In computer science, artificial intelligence (AI), sometimes called machine intelligence, is intelligence demonstrated by machines, in contrast to the natural intelligence displayed by humans.
Leading AI textbooks define the field as the study of "intelligent agents": any device that perceives its environment and takes actions that maximize its chance of successfully achieving its goals.
Colloquially, the term "artificial intelligence" is often used to describe machines (or computers) that mimic "cognitive" functions that humans associate with the human mind, such as "learning" and "problem solving".
As machines become increasingly capable, tasks considered to require "intelligence" are often removed from the definition of AI, a phenomenon known as the AI effect. A quip in Tesler's Theorem says "AI is whatever hasn't been done yet."
For instance, optical character recognition is frequently excluded from things considered to be AI, having become a routine technology.
Modern machine capabilities generally classified as AI include successfully understanding human speech, competing at the highest level in strategic game systems (such as chess and Go), autonomously operating cars, intelligent routing in content delivery networks, and military simulations.
Artificial intelligence can be classified into three different types of systems:
Humanized artificial intelligence.

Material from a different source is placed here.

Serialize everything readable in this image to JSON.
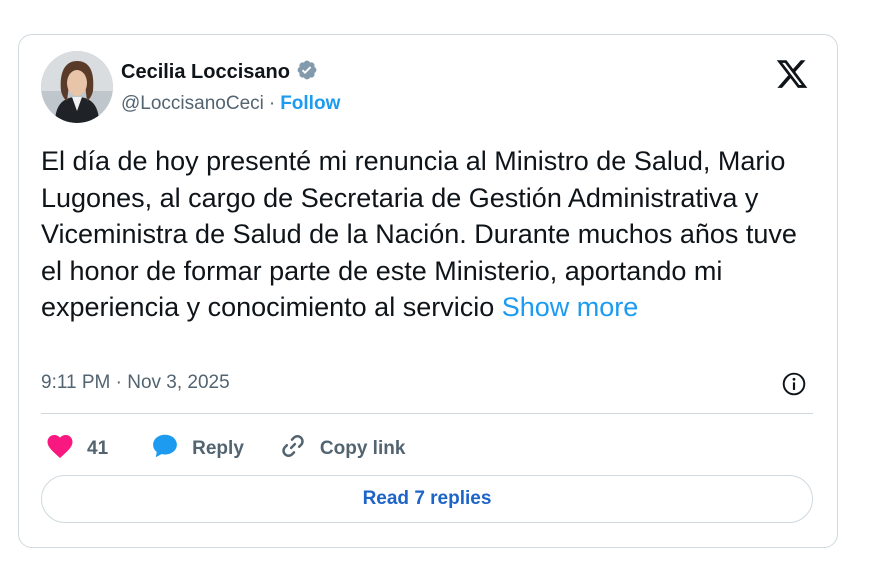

Artificial Intelligence is one the most exciting and fastest growing areas of the ICT industry and research. It has the potential to positively transform every aspect of all our lives, from Smart Cities and Autonomous Vehicles, through to improved healthcare services and low-carbon economies. Artificial Intelligence has the capacity to provide intelligent solutions that can help us to tackle many today’s greatest societal challenges.
Become part of this exciting development by joining our Artificial Intelligence online course
This programme is aimed at beginners, but expects students to be already at a basic technical standard with regard to their Computer Science knowledge.
You'll walk away with:
1 The ability to assess the implications and possibilities of AI in your industry and build a business case for its implementation.
2 Insight from of industry experts, helping you to develop a robust framework for understanding and critically examining the social and ethical implications of AI.
3 Tools and techniques used for AI implementation and an understanding of machine learning, deep learning, neural networks, and algorithms.
4 Contextual understanding of AI, its history, and its evolution, helping you to make informed predictions for its future trajectory.